▸ Action item: Type the listing below out again exactly. No images.

▸ Material to process:
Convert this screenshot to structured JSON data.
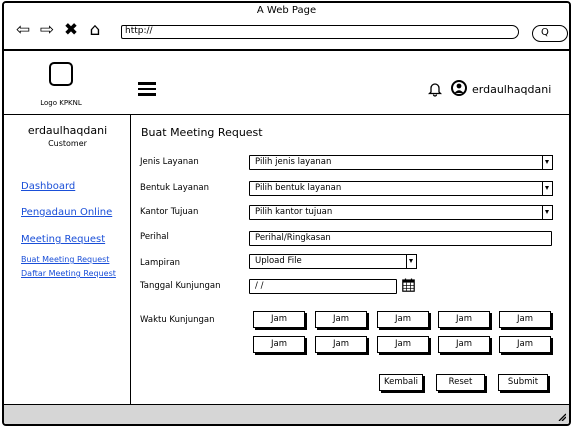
{
  "browser": {
    "window_title": "A Web Page",
    "url": "http://",
    "search_glyph": "Q"
  },
  "header": {
    "logo_label": "Logo KPKNL",
    "username": "erdaulhaqdani"
  },
  "sidebar": {
    "username": "erdaulhaqdani",
    "role": "Customer",
    "links": {
      "dashboard": "Dashboard",
      "pengaduan": "Pengadaun Online",
      "meeting": "Meeting Request",
      "buat_meeting": "Buat Meeting Request",
      "daftar_meeting": "Daftar Meeting Request"
    }
  },
  "form": {
    "title": "Buat Meeting Request",
    "jenis_layanan": {
      "label": "Jenis Layanan",
      "value": "Pilih jenis layanan"
    },
    "bentuk_layanan": {
      "label": "Bentuk Layanan",
      "value": "Pilih bentuk layanan"
    },
    "kantor_tujuan": {
      "label": "Kantor Tujuan",
      "value": "Pilih kantor tujuan"
    },
    "perihal": {
      "label": "Perihal",
      "value": "Perihal/Ringkasan"
    },
    "lampiran": {
      "label": "Lampiran",
      "value": "Upload File"
    },
    "tanggal": {
      "label": "Tanggal Kunjungan",
      "value": "/ /"
    },
    "waktu": {
      "label": "Waktu Kunjungan",
      "slots": [
        "Jam",
        "Jam",
        "Jam",
        "Jam",
        "Jam",
        "Jam",
        "Jam",
        "Jam",
        "Jam",
        "Jam"
      ]
    },
    "actions": {
      "kembali": "Kembali",
      "reset": "Reset",
      "submit": "Submit"
    }
  },
  "colors": {
    "link": "#1a4fd8",
    "status_bar": "#d6d6d6"
  }
}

▸ Solution for this exercise:
Convert this screenshot to structured JSON data.
{
  "browser": {
    "window_title": "A Web Page",
    "url": "http://",
    "search_glyph": "Q"
  },
  "header": {
    "logo_label": "Logo KPKNL",
    "username": "erdaulhaqdani"
  },
  "sidebar": {
    "username": "erdaulhaqdani",
    "role": "Customer",
    "links": {
      "dashboard": "Dashboard",
      "pengaduan": "Pengadaun Online",
      "meeting": "Meeting Request",
      "buat_meeting": "Buat Meeting Request",
      "daftar_meeting": "Daftar Meeting Request"
    }
  },
  "form": {
    "title": "Buat Meeting Request",
    "jenis_layanan": {
      "label": "Jenis Layanan",
      "value": "Pilih jenis layanan"
    },
    "bentuk_layanan": {
      "label": "Bentuk Layanan",
      "value": "Pilih bentuk layanan"
    },
    "kantor_tujuan": {
      "label": "Kantor Tujuan",
      "value": "Pilih kantor tujuan"
    },
    "perihal": {
      "label": "Perihal",
      "value": "Perihal/Ringkasan"
    },
    "lampiran": {
      "label": "Lampiran",
      "value": "Upload File"
    },
    "tanggal": {
      "label": "Tanggal Kunjungan",
      "value": "/ /"
    },
    "waktu": {
      "label": "Waktu Kunjungan",
      "slots": [
        "Jam",
        "Jam",
        "Jam",
        "Jam",
        "Jam",
        "Jam",
        "Jam",
        "Jam",
        "Jam",
        "Jam"
      ]
    },
    "actions": {
      "kembali": "Kembali",
      "reset": "Reset",
      "submit": "Submit"
    }
  },
  "colors": {
    "link": "#1a4fd8",
    "status_bar": "#d6d6d6"
  }
}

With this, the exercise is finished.